  11. MacLellan P (2016) Why don’t teachers use education research in teaching? Blog entry for Royal Society of Chemistry. Accessed 10 Dec 2016
  12. Miles BWJ, Stokes CR, Jamieson SSR (2016) Pan–ice-sheet glacier terminus change in East Antarctica reveals sensitivity of Wilkes Land to sea-ice changes. Sci Adv 2:e1501350CrossRefGoogle Scholar
  13. See BH, Gorard S, Siddiqui N (2016) Teachers’ use of research evidence in practice: a pilot study of feedback to enhance learning. Educ Res 58(1):56–72CrossRefGoogle Scholar
  14. Shepherd AA, Ivins ER, Geruo A, Barletta VB, Bentley MJ, Bettadpur S, Briggs KH, Bromwich DH, Forsberg R, Galin N, Horwath M, Jacobs S, Joughin I, King MA, Lenaerts JTM, Li J, Ligtenberg SRM, Luckman A, Luthcke SB, McMillan M, Meister R, Milne G, Mouginot J, Muir A, Nicolas JP, Paden J, Payne AJ, Pritchard H, Rignot E, Rott H, Sørensen LS, Scambos TA, Scheuchl B, Schrama EJO, Smith B, Sundal AV, van Angelen JH, van de Berg WJ, van den Broeke MR, Vaughan DG, Velicogna I, Wahr J, Whitehouse PL, Wingham DJ, Yi D, Young D, Zwally HJ (2012) A reconciled estimate of ice-sheet mass balance.
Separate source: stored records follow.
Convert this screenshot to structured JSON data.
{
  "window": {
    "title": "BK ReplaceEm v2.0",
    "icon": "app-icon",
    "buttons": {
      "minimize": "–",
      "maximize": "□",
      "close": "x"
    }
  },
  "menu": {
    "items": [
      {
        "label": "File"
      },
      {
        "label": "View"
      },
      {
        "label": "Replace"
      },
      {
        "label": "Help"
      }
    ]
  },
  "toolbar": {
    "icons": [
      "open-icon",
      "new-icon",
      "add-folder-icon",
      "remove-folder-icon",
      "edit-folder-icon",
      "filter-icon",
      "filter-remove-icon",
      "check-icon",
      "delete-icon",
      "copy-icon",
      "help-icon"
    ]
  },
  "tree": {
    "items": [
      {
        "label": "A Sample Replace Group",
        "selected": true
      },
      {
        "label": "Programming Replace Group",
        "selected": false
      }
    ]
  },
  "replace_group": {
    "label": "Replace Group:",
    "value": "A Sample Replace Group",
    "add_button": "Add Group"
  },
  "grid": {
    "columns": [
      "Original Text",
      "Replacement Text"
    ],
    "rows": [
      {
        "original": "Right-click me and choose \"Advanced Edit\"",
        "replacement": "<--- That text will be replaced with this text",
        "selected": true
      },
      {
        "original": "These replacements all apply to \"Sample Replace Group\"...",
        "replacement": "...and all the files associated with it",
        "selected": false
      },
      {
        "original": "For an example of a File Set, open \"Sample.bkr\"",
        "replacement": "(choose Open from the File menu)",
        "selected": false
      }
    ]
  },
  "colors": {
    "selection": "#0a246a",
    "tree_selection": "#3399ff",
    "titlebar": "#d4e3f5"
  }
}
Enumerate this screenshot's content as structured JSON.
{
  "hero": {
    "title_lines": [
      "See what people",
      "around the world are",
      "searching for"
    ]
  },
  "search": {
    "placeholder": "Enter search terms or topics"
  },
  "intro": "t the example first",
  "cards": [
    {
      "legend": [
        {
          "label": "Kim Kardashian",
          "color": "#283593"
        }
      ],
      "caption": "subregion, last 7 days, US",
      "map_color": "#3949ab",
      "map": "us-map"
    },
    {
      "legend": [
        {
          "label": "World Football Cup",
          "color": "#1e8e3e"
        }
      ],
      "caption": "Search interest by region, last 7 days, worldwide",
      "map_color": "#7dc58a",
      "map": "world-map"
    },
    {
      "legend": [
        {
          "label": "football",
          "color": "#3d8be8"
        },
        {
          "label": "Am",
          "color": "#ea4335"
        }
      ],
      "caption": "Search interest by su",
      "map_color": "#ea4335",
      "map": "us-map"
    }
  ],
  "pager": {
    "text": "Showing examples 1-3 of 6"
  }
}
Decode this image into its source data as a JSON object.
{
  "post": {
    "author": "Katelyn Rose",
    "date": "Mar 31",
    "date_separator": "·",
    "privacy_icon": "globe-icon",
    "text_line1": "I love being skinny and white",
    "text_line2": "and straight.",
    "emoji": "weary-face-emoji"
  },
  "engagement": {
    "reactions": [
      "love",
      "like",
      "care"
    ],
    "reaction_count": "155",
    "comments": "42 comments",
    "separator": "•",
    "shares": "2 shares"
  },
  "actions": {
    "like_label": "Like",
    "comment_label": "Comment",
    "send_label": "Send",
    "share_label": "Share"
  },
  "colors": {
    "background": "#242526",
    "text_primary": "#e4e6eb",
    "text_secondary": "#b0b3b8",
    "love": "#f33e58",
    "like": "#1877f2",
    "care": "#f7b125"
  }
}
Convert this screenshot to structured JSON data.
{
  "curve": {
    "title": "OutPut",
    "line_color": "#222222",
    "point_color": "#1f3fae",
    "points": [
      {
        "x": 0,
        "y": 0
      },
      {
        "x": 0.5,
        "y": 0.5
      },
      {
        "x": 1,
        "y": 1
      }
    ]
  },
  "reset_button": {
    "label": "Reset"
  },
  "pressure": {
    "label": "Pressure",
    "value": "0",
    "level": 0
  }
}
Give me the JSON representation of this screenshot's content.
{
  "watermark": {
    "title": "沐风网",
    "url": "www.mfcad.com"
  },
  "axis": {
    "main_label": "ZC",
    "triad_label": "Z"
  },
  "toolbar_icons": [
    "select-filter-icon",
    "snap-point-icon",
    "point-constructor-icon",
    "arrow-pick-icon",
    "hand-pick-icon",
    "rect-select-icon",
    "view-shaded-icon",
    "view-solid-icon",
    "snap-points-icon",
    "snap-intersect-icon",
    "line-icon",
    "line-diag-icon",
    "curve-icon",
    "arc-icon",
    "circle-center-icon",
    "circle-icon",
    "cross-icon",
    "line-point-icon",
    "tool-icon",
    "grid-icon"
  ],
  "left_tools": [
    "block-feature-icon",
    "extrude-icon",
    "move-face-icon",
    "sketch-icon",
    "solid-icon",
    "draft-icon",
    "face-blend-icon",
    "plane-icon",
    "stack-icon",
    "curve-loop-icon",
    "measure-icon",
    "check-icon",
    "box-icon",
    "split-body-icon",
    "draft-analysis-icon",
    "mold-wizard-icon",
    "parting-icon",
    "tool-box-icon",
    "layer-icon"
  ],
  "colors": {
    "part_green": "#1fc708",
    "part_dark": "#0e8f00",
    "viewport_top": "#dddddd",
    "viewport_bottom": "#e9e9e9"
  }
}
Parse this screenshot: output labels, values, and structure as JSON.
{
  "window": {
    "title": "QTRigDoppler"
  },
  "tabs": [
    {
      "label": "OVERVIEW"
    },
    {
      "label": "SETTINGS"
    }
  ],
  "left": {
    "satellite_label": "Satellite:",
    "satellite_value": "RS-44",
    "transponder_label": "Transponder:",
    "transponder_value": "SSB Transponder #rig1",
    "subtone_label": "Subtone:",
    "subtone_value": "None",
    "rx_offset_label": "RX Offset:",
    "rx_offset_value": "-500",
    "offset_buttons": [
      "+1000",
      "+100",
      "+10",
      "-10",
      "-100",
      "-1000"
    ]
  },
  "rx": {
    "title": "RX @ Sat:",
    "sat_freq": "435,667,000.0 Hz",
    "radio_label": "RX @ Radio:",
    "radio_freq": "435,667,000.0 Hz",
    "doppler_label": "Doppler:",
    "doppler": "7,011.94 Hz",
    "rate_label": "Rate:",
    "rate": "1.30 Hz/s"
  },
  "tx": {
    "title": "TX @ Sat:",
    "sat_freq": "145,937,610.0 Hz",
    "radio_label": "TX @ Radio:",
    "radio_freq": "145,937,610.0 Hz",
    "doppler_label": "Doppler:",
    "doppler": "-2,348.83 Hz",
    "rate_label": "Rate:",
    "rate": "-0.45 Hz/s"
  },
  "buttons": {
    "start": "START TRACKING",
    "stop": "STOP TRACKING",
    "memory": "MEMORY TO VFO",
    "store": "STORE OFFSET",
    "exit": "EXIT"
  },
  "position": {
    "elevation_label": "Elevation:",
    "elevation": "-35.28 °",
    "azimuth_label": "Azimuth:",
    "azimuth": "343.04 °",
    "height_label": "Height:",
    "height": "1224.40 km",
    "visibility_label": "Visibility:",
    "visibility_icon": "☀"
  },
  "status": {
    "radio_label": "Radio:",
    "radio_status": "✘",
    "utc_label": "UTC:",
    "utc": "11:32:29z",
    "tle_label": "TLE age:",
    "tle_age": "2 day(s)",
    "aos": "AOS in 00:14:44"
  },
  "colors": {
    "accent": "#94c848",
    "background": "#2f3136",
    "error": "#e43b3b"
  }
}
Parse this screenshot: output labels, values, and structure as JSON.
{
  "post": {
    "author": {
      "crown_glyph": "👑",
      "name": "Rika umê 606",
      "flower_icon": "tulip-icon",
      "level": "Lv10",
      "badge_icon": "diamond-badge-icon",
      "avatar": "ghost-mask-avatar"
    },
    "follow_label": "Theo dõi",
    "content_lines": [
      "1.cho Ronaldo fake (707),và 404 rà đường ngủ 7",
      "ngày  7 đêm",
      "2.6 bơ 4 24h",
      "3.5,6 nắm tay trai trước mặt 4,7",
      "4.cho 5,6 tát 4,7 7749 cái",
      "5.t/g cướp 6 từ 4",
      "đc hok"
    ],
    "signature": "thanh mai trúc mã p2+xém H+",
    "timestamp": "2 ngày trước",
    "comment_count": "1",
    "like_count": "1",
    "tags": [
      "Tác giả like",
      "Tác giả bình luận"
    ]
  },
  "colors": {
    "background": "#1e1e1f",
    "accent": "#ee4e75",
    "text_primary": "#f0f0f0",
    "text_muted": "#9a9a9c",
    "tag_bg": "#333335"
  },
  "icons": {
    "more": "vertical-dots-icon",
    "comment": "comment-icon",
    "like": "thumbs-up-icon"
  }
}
Science 338:1183–1189CrossRefGoogle Scholar
  15. Swartz M, Biddlecombe-Brown J, McCarrison K, Price S, Rossi A, Holden A (2016) Antarctic Science Today: an evaluation. Palace Green Library, Durham University, DurhamGoogle Scholar
  16. Whitehouse PL, Bentley MJ, Milne GA, King MA, Thomas ID (2012) A new glacial isostatic adjustment model for Antarctica: calibrated and tested using observations of relative sea-level change and present-day uplift rates. Geophys J Int 190:1464–1482CrossRefGoogle Scholar

Copyright information

© Springer International Publishing AG 2018

Authors and Affiliations

  • Julie Biddlecombe-Brown
    • 1
  • Adam Holden
    • 1
    Email author
  • Melissa Swartz
    • 1
  1. 1.Department of GeographyDurham UniversityDurhamUK

Personalised recommendations